Burning Questions: Who Has Been the MVP of the NBA So Far This Season?
The topic of the NBA's Most Valuable Player award always manages to spark a heated debate, mostly because there has never really been a conclusive definition of what exactly "most valuable" means.
A list of precise criteria has never been officially established, although just about anyone who follows the game and has an opinion on it -- from the media members and TV analysts who get paid to, all the way down to Joe Casual Fan at the water cooler -- generally has a set they've picked out of who-knows-where that they'll defend to the death.
At the root of the argument is the difference between choosing a player having the best season -- statistically or otherwise -- versus a player who means the most to his team. Sometimes, one player manages to exemplify both schools of thought, but generally this is where the masses begin to divide.
Stemming from these two overarching arguments, many other questions emerge.
For the "best season" argument, for starters, how does one even qualify "best"? Is it statistically driven? If so, which statistics are more important for measuring than others? What is the proper balance between offensive and defensive contributions? Is there a minimum requirement of games played to be considered for the award?
As for the "most important" side, how in the world do you definitively measure importance? How much of a team's success does a player need to be responsible for? How would a given player's team perform if he were replaced with an average player or removed entirely? Can a player be the most valuable if there are other very valuable players on his team? Does his team have to be one of the best in the league or simply a playoff team? Can a player seriously be considered for the award if his team doesn't even make the playoffs?
You won't find recognized answers to these questions in any NBA rule book, but ask anyone with two cents to spend on an opinion about who deserves the award, and you'll find that everyone's got some form of a response to each. Not only that, but they'll defend their opinion -- as heavily biased and picked from thin air as it is -- like it's gospel.

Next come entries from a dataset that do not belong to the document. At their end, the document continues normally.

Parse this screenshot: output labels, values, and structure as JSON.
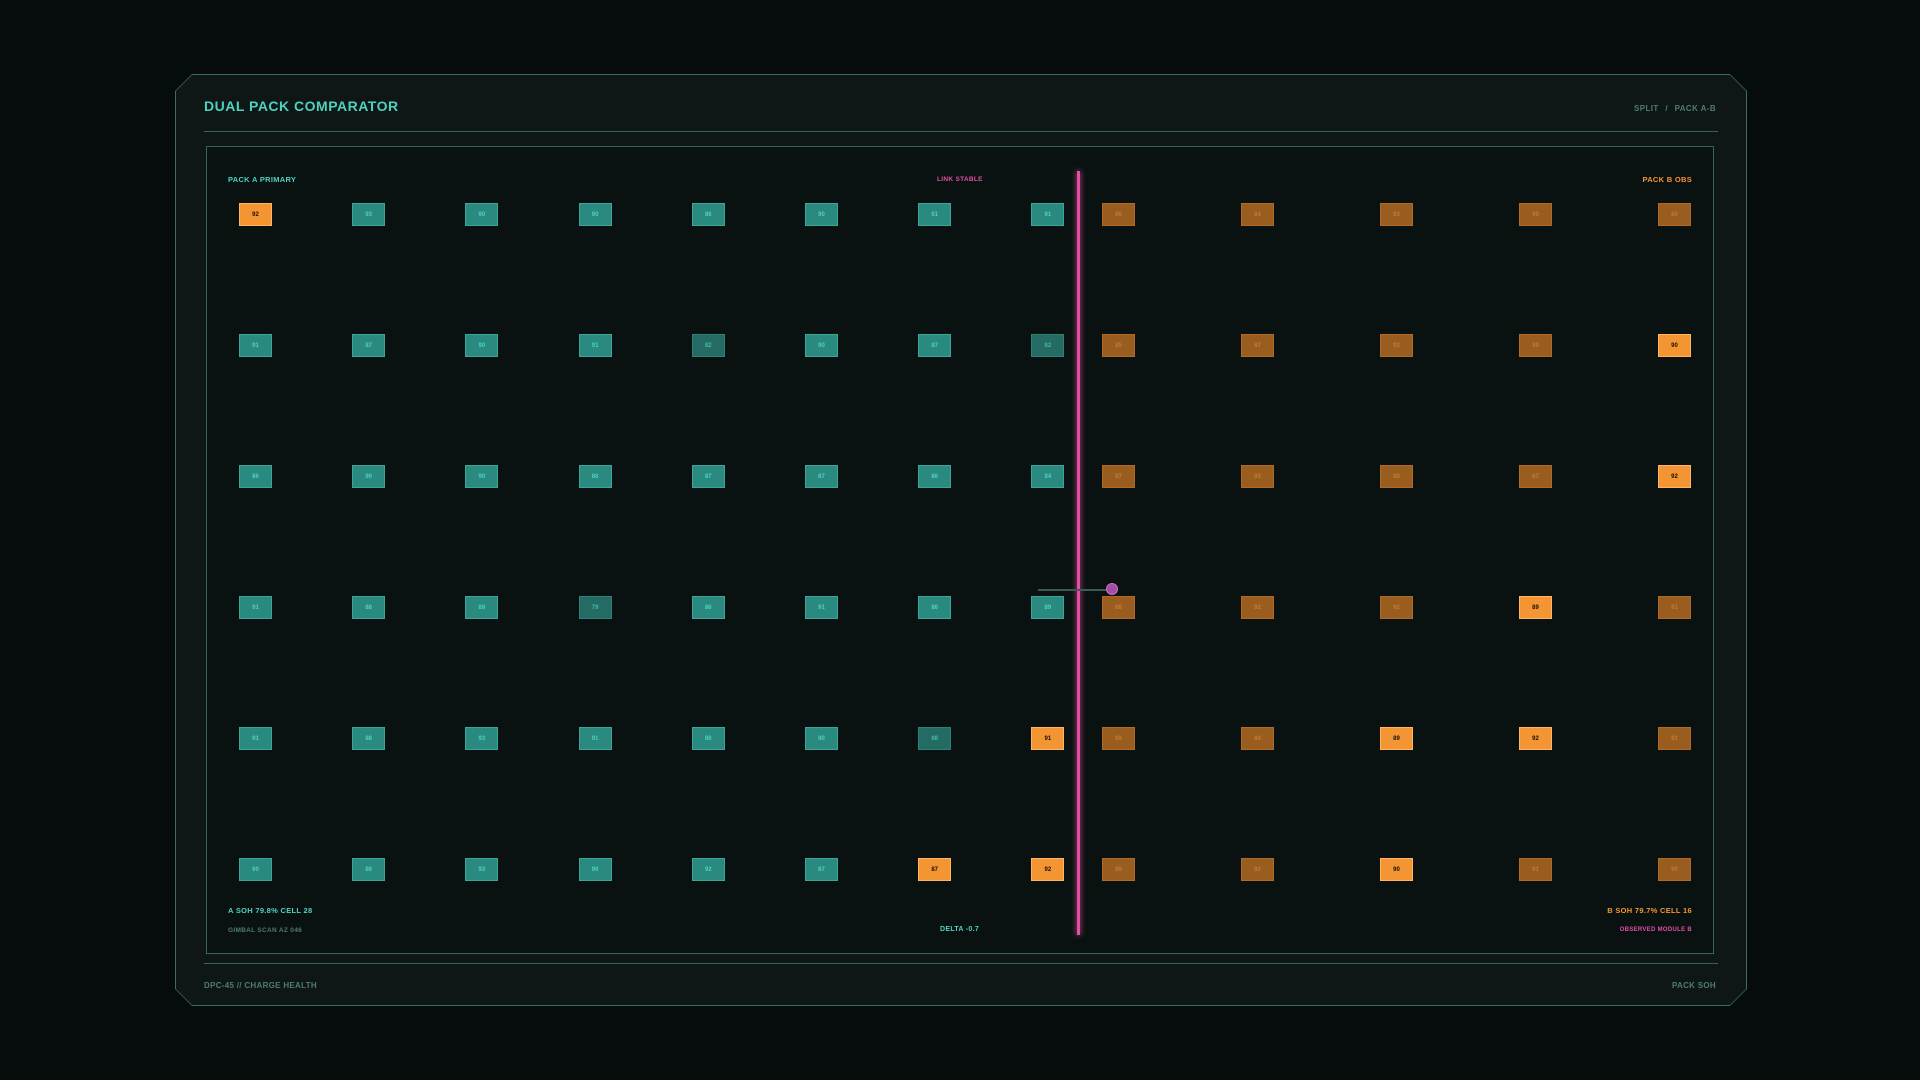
{
  "header": {
    "title": "DUAL PACK COMPARATOR",
    "mode": "SPLIT",
    "separator": "/",
    "pack_pair": "PACK A-B"
  },
  "panel": {
    "pack_a_label": "PACK A  PRIMARY",
    "pack_b_label": "PACK B  OBS",
    "link_status": "LINK STABLE",
    "a_summary": "A SOH 79.8% CELL 28",
    "b_summary": "B SOH 79.7% CELL 16",
    "gimbal": "GIMBAL SCAN AZ 046",
    "delta": "DELTA -0.7",
    "observed": "OBSERVED MODULE B"
  },
  "pack_a": {
    "rows": [
      [
        "92",
        "93",
        "90",
        "90",
        "86",
        "90",
        "91",
        "91"
      ],
      [
        "91",
        "87",
        "90",
        "91",
        "82",
        "90",
        "87",
        "82"
      ],
      [
        "86",
        "90",
        "90",
        "86",
        "87",
        "87",
        "86",
        "84"
      ],
      [
        "91",
        "88",
        "89",
        "79",
        "86",
        "91",
        "86",
        "89"
      ],
      [
        "91",
        "88",
        "93",
        "91",
        "86",
        "90",
        "88",
        "91"
      ],
      [
        "90",
        "86",
        "93",
        "90",
        "92",
        "87",
        "87",
        "92"
      ]
    ],
    "hot": [
      [
        0,
        0
      ],
      [
        4,
        7
      ],
      [
        5,
        6
      ],
      [
        5,
        7
      ]
    ],
    "dark": [
      [
        1,
        4
      ],
      [
        1,
        7
      ],
      [
        3,
        3
      ],
      [
        4,
        6
      ]
    ]
  },
  "pack_b": {
    "rows": [
      [
        "90",
        "84",
        "93",
        "90",
        "90"
      ],
      [
        "85",
        "87",
        "92",
        "89",
        "90"
      ],
      [
        "87",
        "93",
        "89",
        "87",
        "92"
      ],
      [
        "88",
        "92",
        "92",
        "89",
        "91"
      ],
      [
        "89",
        "84",
        "89",
        "92",
        "91"
      ],
      [
        "89",
        "92",
        "90",
        "91",
        "90"
      ]
    ],
    "hot": [
      [
        1,
        4
      ],
      [
        2,
        4
      ],
      [
        3,
        3
      ],
      [
        4,
        2
      ],
      [
        4,
        3
      ],
      [
        5,
        2
      ]
    ]
  },
  "footer": {
    "left": "DPC-45  //  CHARGE HEALTH",
    "right": "PACK SOH"
  },
  "colors": {
    "teal": "#4fd1bf",
    "orange": "#f39533",
    "pink": "#e24fa4",
    "border": "#3b6e63"
  }
}
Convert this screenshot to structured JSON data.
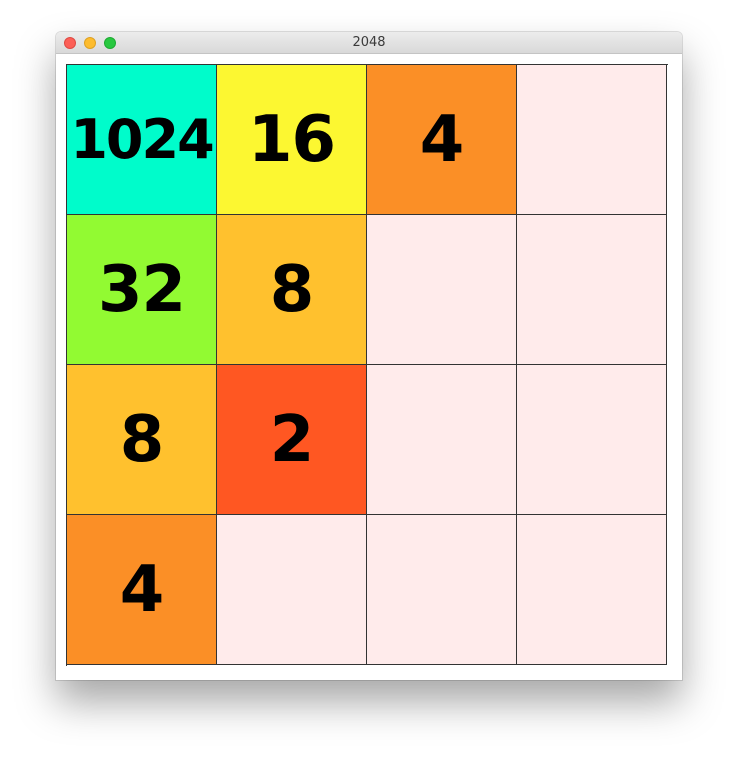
{
  "window": {
    "title": "2048"
  },
  "colors": {
    "empty": "#ffebeb",
    "2": "#ff5722",
    "4": "#fb8f26",
    "8": "#ffc12e",
    "16": "#fcf731",
    "32": "#92fa32",
    "1024": "#00fccb"
  },
  "board": {
    "rows": [
      [
        "1024",
        "16",
        "4",
        ""
      ],
      [
        "32",
        "8",
        "",
        ""
      ],
      [
        "8",
        "2",
        "",
        ""
      ],
      [
        "4",
        "",
        "",
        ""
      ]
    ]
  }
}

And it's that kind of strong conviction that makes this year's MVP debate the juiciest we've had in recent memory. We're roughly 80% of the way through the regular season and so far there hasn't been any one dominant narrative that's made this year's winner anywhere close to obvious.
Usually, by this time of the year, a consensus starts to form as the opinions of the mass media and general NBA-consuming public converge on some form of common ground. Look no further than last year, when the fiery Kevin Durant vs. LeBron James debate that went back and forth and lasted all season ended up in a decisive 119 to 6 first-place-vote victory for KD.
Now, one month from the end of the 2014-15 season and we still have approximately six -- count 'em, six -- legitimate candidates still standing and they all fit a different MVP niche. Some satisfy the "best season" side, others fit firmly in the "most important" corner, while others typify both to varying degrees.
The hoops writers here at numberFire have been having this debate internally on a daily basis for months, but it's officially time to bring those arguments to light. Click onward to read each side of the story to date.